Richard Linklater delivered a similar coming-of-age film about a white lower middle-class Texan boy approaching adulthood with docudrama realism. While Moonlight doesn't enjoy the continuity of having a single actor as its lead like Boyhood, the casting is convincing and the chapters are equally realistic. There is a poetry and sombre depth to this filmmaking, which transcends other dramas with its natural ebb and flow, maintaining a curious tension as we revisit a character whose neighbourhood, family and social constraints have shaped him. While the realm is harsh, the heart is tender, turning this drama into a deeply moving, subtle and beautiful piece of cinema.
"You want to be like Jimi? You got to kiss the sky!"
Jenkins could have used this platform to launch a scathing attack on race and sexual politics in America. However, he's taken a much more gentle approach in relaying his message, using a lens of acceptance to help shape attitudes. By presenting a vicarious and disarming experience of what it must be like to grow up poor, black and gay, we are forced to either empathise or reflect on our own prejudices. This makes Moonlight powerful in the way it can touch your soul and haunting as its pure elegance sinks into your bones.

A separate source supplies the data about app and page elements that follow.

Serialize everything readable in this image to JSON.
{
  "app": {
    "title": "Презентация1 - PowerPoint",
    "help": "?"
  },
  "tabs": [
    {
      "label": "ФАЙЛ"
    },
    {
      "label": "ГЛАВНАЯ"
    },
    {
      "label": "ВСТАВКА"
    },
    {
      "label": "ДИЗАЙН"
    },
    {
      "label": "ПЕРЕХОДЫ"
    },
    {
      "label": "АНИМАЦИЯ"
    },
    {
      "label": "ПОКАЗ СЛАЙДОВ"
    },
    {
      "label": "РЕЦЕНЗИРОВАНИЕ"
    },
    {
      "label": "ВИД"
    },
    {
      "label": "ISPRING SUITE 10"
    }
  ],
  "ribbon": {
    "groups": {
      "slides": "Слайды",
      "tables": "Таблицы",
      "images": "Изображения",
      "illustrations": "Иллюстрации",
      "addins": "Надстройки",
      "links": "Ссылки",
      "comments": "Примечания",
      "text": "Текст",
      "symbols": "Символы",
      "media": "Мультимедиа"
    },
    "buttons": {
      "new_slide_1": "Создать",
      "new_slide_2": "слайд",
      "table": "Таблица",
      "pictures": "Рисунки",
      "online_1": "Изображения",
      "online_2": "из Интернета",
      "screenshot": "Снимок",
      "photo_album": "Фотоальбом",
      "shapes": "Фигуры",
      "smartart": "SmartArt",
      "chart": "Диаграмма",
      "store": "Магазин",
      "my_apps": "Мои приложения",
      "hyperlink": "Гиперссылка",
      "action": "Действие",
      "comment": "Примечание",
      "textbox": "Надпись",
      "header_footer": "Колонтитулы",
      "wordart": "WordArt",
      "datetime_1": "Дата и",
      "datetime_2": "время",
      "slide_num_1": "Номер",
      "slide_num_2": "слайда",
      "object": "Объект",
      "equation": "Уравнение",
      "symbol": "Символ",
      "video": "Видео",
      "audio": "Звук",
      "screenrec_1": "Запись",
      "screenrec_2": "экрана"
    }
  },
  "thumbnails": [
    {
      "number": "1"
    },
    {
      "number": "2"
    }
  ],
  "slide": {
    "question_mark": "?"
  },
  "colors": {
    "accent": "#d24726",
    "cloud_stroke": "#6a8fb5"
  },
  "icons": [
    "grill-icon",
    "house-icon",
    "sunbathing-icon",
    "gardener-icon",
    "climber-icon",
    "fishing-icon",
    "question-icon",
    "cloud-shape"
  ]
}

As a low-budget drama, this film speaks volumes and is a testament to great writing, fine casting and visionary direction. Its multitude of Best Picture awards are important in demonstrating that art can trump budget and it serves as a huge inspiration for budding filmmakers around the world. One can only hope that the widespread attention it has received as a result of the award season will convert into people taking the time to see it.